Sheila Hicks, University of Oulu (Finland)
Kristian Schoning, Stockholm University (Sweden)
Heidi Hyyppä, University of Oulu (Finland)
Antti Huusko, University of Oulu (Finland)
Risto Jalkanen, METLA (Finland)
Tomasz Goslar, Adam Mickiewicz University (Poland)
A peat profile from Palomaa, northern Lapland, located close to the forest limit of Pinus sylvestris has been analysed for pollen and testate amoebae content. A robust age-depth chronology was achieved through 32 14C dated samples. On the basis of this, the frozen peat was cut into contiguous slices, each with a temporal resolution close to 1 year in the top 32 cm but falling to 11 years per cm with depth. The upper 47 cm cover the last 500 years. The pollen content of each slice is expressed as PAR (Pollen Accumulation Rates: grains cm-2 year-1) while the testate amoebae content is expressed as the percentage presence of each taxon in the whole assemblage.
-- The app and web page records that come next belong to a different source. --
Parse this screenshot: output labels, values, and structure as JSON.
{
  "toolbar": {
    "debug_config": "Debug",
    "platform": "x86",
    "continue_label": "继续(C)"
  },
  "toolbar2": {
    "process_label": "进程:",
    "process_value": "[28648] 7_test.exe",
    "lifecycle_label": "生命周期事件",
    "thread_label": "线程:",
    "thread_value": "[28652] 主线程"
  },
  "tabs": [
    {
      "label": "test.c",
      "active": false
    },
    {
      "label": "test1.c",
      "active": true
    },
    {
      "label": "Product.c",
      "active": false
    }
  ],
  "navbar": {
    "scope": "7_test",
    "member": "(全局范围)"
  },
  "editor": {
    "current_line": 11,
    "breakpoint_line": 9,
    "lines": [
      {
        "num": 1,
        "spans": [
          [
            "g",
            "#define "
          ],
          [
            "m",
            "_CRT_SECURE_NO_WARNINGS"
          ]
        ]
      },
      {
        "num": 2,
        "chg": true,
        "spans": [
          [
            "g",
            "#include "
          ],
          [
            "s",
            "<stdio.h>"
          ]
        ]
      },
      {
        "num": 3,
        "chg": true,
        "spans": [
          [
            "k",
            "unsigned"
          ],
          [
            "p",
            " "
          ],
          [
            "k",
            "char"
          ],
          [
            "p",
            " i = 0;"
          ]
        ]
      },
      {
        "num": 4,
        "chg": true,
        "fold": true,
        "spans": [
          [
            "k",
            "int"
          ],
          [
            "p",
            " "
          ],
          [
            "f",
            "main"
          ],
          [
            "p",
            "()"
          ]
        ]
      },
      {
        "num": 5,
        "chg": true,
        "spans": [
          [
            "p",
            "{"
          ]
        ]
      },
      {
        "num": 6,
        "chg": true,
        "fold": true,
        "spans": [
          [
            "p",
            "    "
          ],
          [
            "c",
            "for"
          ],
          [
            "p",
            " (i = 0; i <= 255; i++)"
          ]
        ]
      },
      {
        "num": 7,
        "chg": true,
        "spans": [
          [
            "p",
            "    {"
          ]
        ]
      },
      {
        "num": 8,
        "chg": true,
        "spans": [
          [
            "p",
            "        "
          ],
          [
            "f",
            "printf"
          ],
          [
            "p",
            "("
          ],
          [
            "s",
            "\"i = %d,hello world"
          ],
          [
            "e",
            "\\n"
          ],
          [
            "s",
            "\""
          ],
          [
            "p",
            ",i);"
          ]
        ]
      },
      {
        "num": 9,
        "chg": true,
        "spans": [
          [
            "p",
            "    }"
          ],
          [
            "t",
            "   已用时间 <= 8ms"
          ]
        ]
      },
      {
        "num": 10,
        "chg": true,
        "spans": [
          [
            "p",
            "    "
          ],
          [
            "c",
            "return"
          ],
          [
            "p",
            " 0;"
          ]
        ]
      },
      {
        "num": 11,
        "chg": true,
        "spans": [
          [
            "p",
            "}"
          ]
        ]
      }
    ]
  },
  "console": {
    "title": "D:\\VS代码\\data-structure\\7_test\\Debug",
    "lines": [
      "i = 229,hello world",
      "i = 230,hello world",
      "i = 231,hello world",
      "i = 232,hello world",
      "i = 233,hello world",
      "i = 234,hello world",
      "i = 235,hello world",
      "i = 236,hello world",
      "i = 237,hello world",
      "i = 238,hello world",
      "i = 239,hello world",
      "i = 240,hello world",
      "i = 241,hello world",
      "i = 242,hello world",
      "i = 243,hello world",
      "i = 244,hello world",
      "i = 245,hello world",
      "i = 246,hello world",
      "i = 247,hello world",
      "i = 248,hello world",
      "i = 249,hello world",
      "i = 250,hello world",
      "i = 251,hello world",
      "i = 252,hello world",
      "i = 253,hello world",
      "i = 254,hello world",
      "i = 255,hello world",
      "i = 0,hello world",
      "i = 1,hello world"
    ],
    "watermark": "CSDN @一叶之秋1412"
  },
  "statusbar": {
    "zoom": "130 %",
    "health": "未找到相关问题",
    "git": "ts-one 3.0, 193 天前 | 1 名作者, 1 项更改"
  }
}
A pollen deposition series measured with a pollen trap at the same mire since 1982, shows good agreement with the occurrence of 'highs' and 'lows' in Pinus pollen in the peat profile for this 23 year period. However, the average Pinus, Betula and Picea PARs for the same period are much lower in the peat profile than in the monitored series. On the basis of the monitored pollen record we hypothesize that the highs and lows in Pinus PARs in the peat record are a temperature proxy while the quantity of pollen is a biomass proxy.
To test whether the fossil pollen retains the temperature signal a Kalman filter was applied to the peat Pinus PAR record, the temperature record from Sodankylä and the monitored Pinus record. Using this approach it is possible to demonstrate to what extent the pollen record can be used to reconstruct temperature by linear models providing there are no big changes in biomass. A further check was made by comparing the peat Pinus pollen record with the Pinus needle production record from nearby Laanila, since both pollen and needles are initiated in the same bud and since it has been demonstrated that needle production is a strong proxy for summer temperature.
The most visible change in the pollen diagram is around AD1959. Before this date the peat is more humified, the rate of accumulation is much slower and the PARs of all taxa are distinctly lower. The road running north to Utsjoki was built in 1959, almost certainly changing the hydrology of the Palomaa mire. Shortly after this, in the early 60s, the testate amoebae assemblage changes from wet associated species to dry associated species and a distinct drop in the testate amoebae derived water table is registered. Prior to this change the testate amoebae assemblages are related to annual precipitation but after the altered hydrology no correlation with climate parameters are achieved.
In the peat pollen record, when the temporal resolution is low, the PARs are most indicative of changing biomass. The diagram would then have to be interpreted such that between AD1630 and 1870 pine of the area was virtually unable to produce pollen due to low temperatures.